I too would like a mill/drill. Something with 110V and less than 800 pounds...something around 500 pounds should be plenty. I would like to use it to make a few infill wood planes of a design I've been thinking about for a while. I've watched CL and Grizzly and it looks like such a machine would cost around $700 to $1500 just for the machine. A good vice will run another $300 or a little higher. Tooling, oil, stock etc....the total bill would be around $2000.

Divide that by Ron Brese's kit and that would be 4 or 5 kits and not have to buy/store/expend/etc.

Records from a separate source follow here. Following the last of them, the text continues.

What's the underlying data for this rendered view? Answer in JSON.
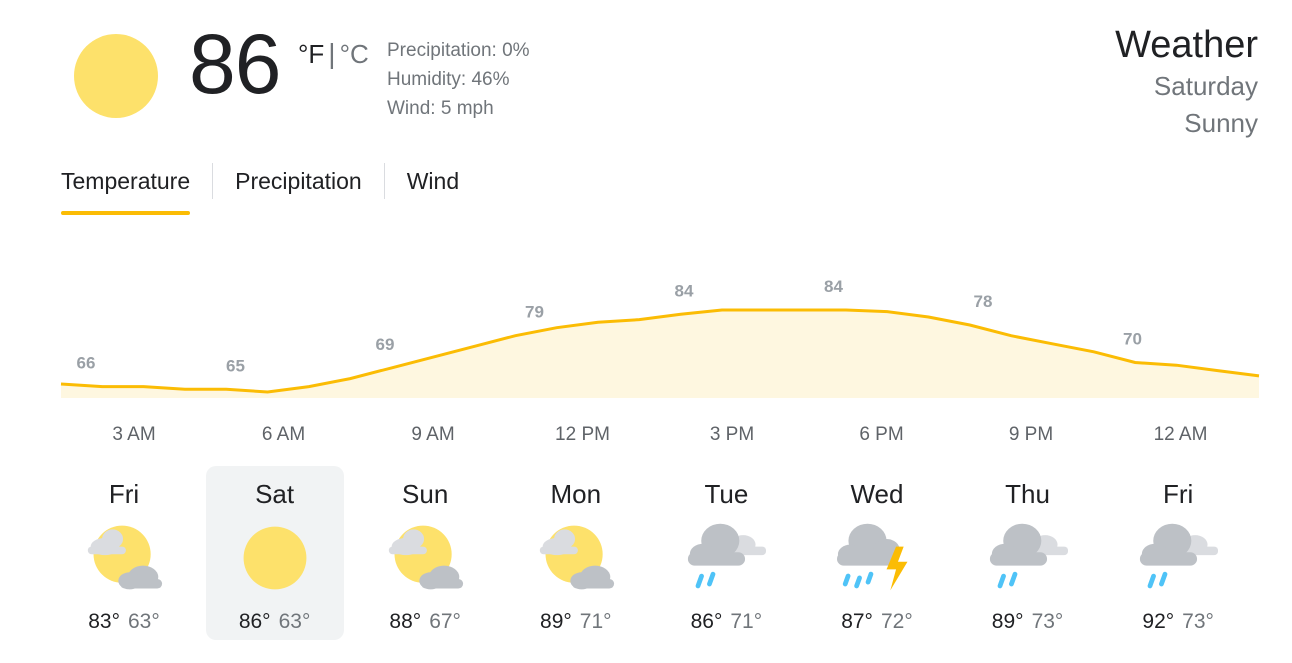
{
  "current": {
    "temperature": "86",
    "unit_f": "°F",
    "unit_c": "°C",
    "precipitation": "Precipitation: 0%",
    "humidity": "Humidity: 46%",
    "wind": "Wind: 5 mph",
    "icon": "sun-icon"
  },
  "header": {
    "title": "Weather",
    "day": "Saturday",
    "condition": "Sunny"
  },
  "tabs": [
    {
      "label": "Temperature",
      "active": true
    },
    {
      "label": "Precipitation",
      "active": false
    },
    {
      "label": "Wind",
      "active": false
    }
  ],
  "chart_data": {
    "type": "area",
    "labels": [
      "66",
      "65",
      "69",
      "79",
      "84",
      "84",
      "78",
      "70"
    ],
    "x_labels": [
      "3 AM",
      "6 AM",
      "9 AM",
      "12 PM",
      "3 PM",
      "6 PM",
      "9 PM",
      "12 AM"
    ],
    "series": [
      {
        "values": [
          66.5,
          66,
          66,
          65.5,
          65.5,
          65,
          66,
          67.5,
          69.5,
          71.5,
          73.5,
          75.5,
          77,
          78,
          78.5,
          79.5,
          80.3,
          80.3,
          80.3,
          80.3,
          80,
          79,
          77.5,
          75.5,
          74,
          72.5,
          70.5,
          70,
          69,
          68
        ]
      }
    ],
    "colors": {
      "line": "#fbbc04",
      "fill": "#fef7e0",
      "label": "#9aa0a6"
    }
  },
  "forecast": [
    {
      "day": "Fri",
      "hi": "83°",
      "lo": "63°",
      "icon": "partly-cloudy-icon",
      "selected": false
    },
    {
      "day": "Sat",
      "hi": "86°",
      "lo": "63°",
      "icon": "sun-icon",
      "selected": true
    },
    {
      "day": "Sun",
      "hi": "88°",
      "lo": "67°",
      "icon": "partly-cloudy-icon",
      "selected": false
    },
    {
      "day": "Mon",
      "hi": "89°",
      "lo": "71°",
      "icon": "partly-cloudy-icon",
      "selected": false
    },
    {
      "day": "Tue",
      "hi": "86°",
      "lo": "71°",
      "icon": "rain-cloud-icon",
      "selected": false
    },
    {
      "day": "Wed",
      "hi": "87°",
      "lo": "72°",
      "icon": "thunderstorm-icon",
      "selected": false
    },
    {
      "day": "Thu",
      "hi": "89°",
      "lo": "73°",
      "icon": "rain-cloud-icon",
      "selected": false
    },
    {
      "day": "Fri",
      "hi": "92°",
      "lo": "73°",
      "icon": "rain-cloud-icon",
      "selected": false
    }
  ]
}
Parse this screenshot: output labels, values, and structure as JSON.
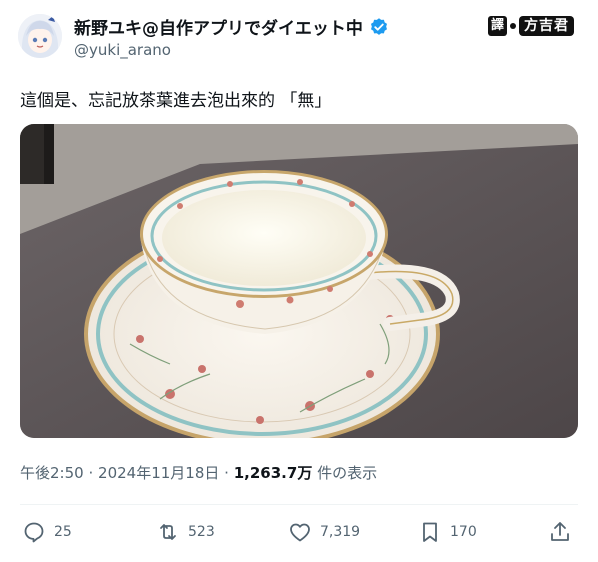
{
  "author": {
    "display_name": "新野ユキ@自作アプリでダイエット中",
    "handle": "@yuki_arano",
    "avatar_icon": "anime-avatar-icon",
    "verified_icon": "verified-badge-icon",
    "verified_color": "#1d9bf0"
  },
  "translator_badge": {
    "char": "譯",
    "name": "方吉君"
  },
  "tweet": {
    "text": "這個是、忘記放茶葉進去泡出來的 「無」",
    "time": "午後2:50",
    "sep1": "·",
    "date": "2024年11月18日",
    "sep2": "·",
    "views": "1,263.7万",
    "views_suffix": "件の表示"
  },
  "actions": {
    "replies": "25",
    "reposts": "523",
    "likes": "7,319",
    "bookmarks": "170"
  },
  "colors": {
    "text": "#0f1419",
    "secondary": "#536471",
    "divider": "#eff3f4"
  }
}
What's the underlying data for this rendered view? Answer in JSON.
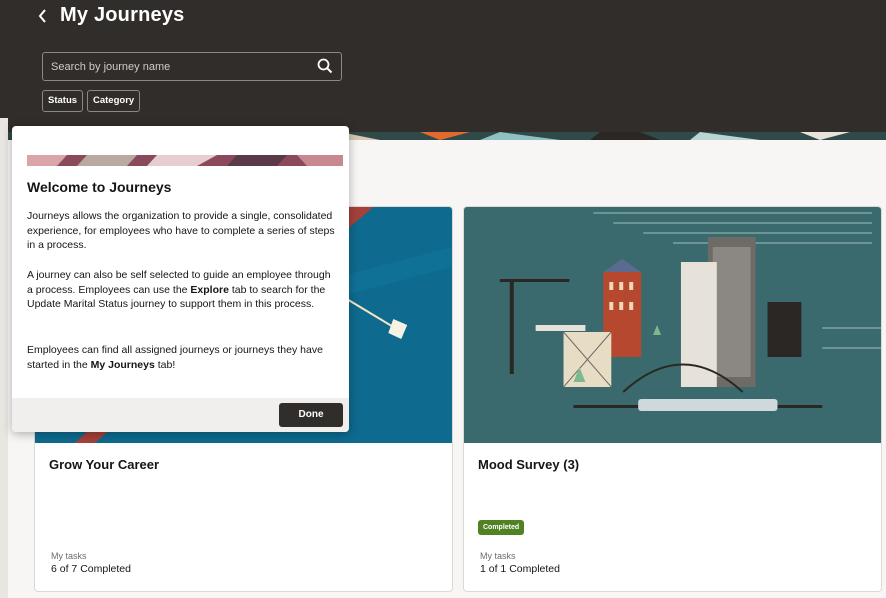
{
  "header": {
    "back_icon": "chevron-left-icon",
    "title": "My Journeys",
    "search_placeholder": "Search by journey name",
    "search_icon": "search-icon",
    "filters": [
      "Status",
      "Category"
    ]
  },
  "cards": [
    {
      "title": "Grow Your Career",
      "badge": "",
      "tasks_label": "My tasks",
      "tasks_value": "6 of 7 Completed",
      "image_color": "#0e6a8f"
    },
    {
      "title": "Mood Survey (3)",
      "badge": "Completed",
      "tasks_label": "My tasks",
      "tasks_value": "1 of 1 Completed",
      "image_color": "#3a6a6e"
    }
  ],
  "popup": {
    "title": "Welcome to Journeys",
    "p1": "Journeys allows the organization to provide a single, consolidated experience, for employees who have to complete a series of steps in a process.",
    "p2_a": "A journey can also be self selected to guide an employee through a process. Employees can use the ",
    "p2_bold": "Explore",
    "p2_b": " tab to search for the Update Marital Status journey to support them in this process.",
    "p3_a": "Employees can find all assigned journeys or journeys they have started in the ",
    "p3_bold": "My Journeys",
    "p3_b": " tab!",
    "done_label": "Done"
  },
  "colors": {
    "header_bg": "#312d2a",
    "badge_green": "#508223",
    "done_button": "#312d2a"
  }
}
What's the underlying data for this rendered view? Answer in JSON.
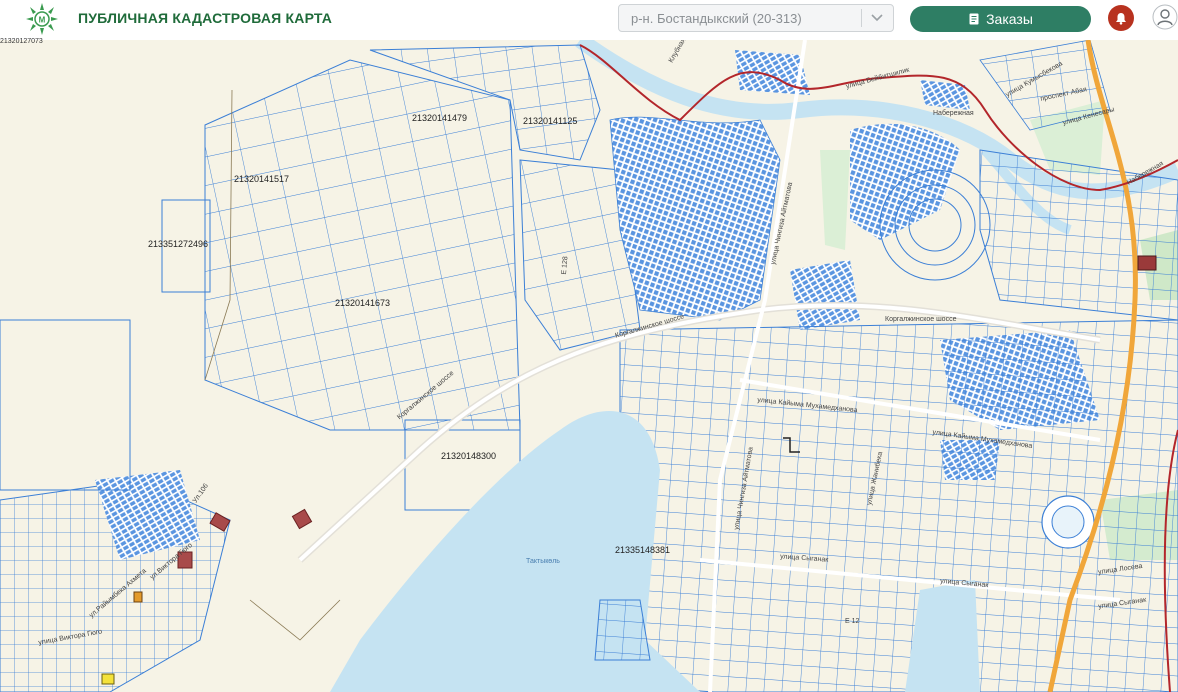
{
  "header": {
    "title": "ПУБЛИЧНАЯ КАДАСТРОВАЯ КАРТА",
    "district_value": "р-н. Бостандыкский (20-313)",
    "orders_label": "Заказы",
    "logo_icon": "emblem-logo-icon",
    "bell_icon": "bell-icon",
    "user_icon": "user-icon"
  },
  "colors": {
    "brand_green": "#1f6b3a",
    "orders_button": "#2e7e64",
    "bell_button": "#b8321f",
    "parcel_line": "#3b7fd6",
    "dense_parcel_fill": "#5a95e0",
    "water": "#c5e3f2",
    "district_border": "#b3262b",
    "main_road": "#f0a63a",
    "ground": "#f6f3e6"
  },
  "map": {
    "corner_number": "21320127073",
    "parcel_labels": [
      "21320141479",
      "21320141125",
      "21320141517",
      "213351272496",
      "21320141673",
      "21320148300",
      "21335148381"
    ],
    "street_labels": [
      "улица Кумысбекова",
      "проспект Абая",
      "улица Кенесары",
      "Набережная",
      "Набережная",
      "улица Бейбитшилик",
      "Клубная",
      "улица Чингиза Айтматова",
      "Коргалжинское шоссе",
      "Коргалжинское шоссе",
      "улица Кайыма Мухамедханова",
      "улица Кайыма Мухамедханова",
      "улица Чингиза Айтматова",
      "улица Сыганак",
      "улица Сыганак",
      "улица Сыганак",
      "улица Лосева",
      "улица Жанибека",
      "Е 12",
      "Е 128",
      "Ул.106",
      "ул.Виктора Гюго",
      "ул.Райымбека Ахмета",
      "улица Виктора Гюго",
      "Коргалжинское шоссе"
    ],
    "water_name": "Тактыкөль"
  }
}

So unless I'm willing to make infills in competition with the other makers ( that assumes skills I don't have yet ), I'd be better off just buying 5 kits from Ron and select one for each day of the week...hoot!

I guess the real issue I'm struggling with is that outside of infill planes ( milling steel and brass ), I really don't have a need for a very accurate mill/drill. My current chinese drill press has a Grizzly X Y table ( not the cheap one ) and it really does every thing I've asked of it. It's just on the cusp of not being able to mill brass effectively as there is no micrometer control of the vertical cut. It's a swag eyeball kind of thing.

I've looked at Mr. Rodregez's website ( http://tool20895.homestead.com/jose7x10taig.html ) and even bought one of his dvd's on converting a drill press to a very lite duty mill. With all the labor and skills required, I doubt I could make such a drill press mill. Probably simpler to bag groceries a while, save up, and buy something that would put such a device to shame.

So what would one use a mill/drill for if one already has a good xy controlled drill press?

By the way, I saw Ron Brese at the LN tool event in Marietta GA and he's a real master craftsman. Just holding one of his planes is a reality check to what good really means IMO. Here's a couple pics from the event.

David Kumm
03-27-2011, 4:58 PM
Take a look at used millrite, burke, or powermatic mills. Powermatic bought out Burke in the early 70's and continued production of the millrite under their name. They are about 2/3 the size of bridgeports and take up about the same space as a drill press with a million times more flexibility. You want the r8 collets, not the b and s. Three phase is preferable because for a couple hundred you can wire up a vfd and not have to change belts often. Dave

Noah Bledstein
05-27-2011, 11:56 PM
Try the Grizzly G0619 6"x21" bench top mill. It is no Bridgeport, but it takes R8 tooling, fits in roughly the same footprint required by a bench top drill press and has a very powerful brush-less motor. For my purposes it has proved plenty stiff, accurate and powerful. I use it primarily to make parts when repairing older wood working tools and for the occasional bracket, etc.... It has proved more than sufficient for these purposes and has been a great way to learn metal working. It also doubles as 18" drill press which can be useful when my 15" floor standing drill press isn't quite big enough. By all means get a knee mill if you can swing the space, power requirements and price. I hope to have one someday. Fortunately, any R8 tooling you buy for the G0619 should work on an R8 knee mill.

Terry Beadle
06-02-2011, 12:32 PM
That G0619 looks like just the ticket for my needs. Now to save up the bucks!

Do you recommend getting the metal cabinet shown with some of the other Grizzly mills? Will a cutting oil system be required?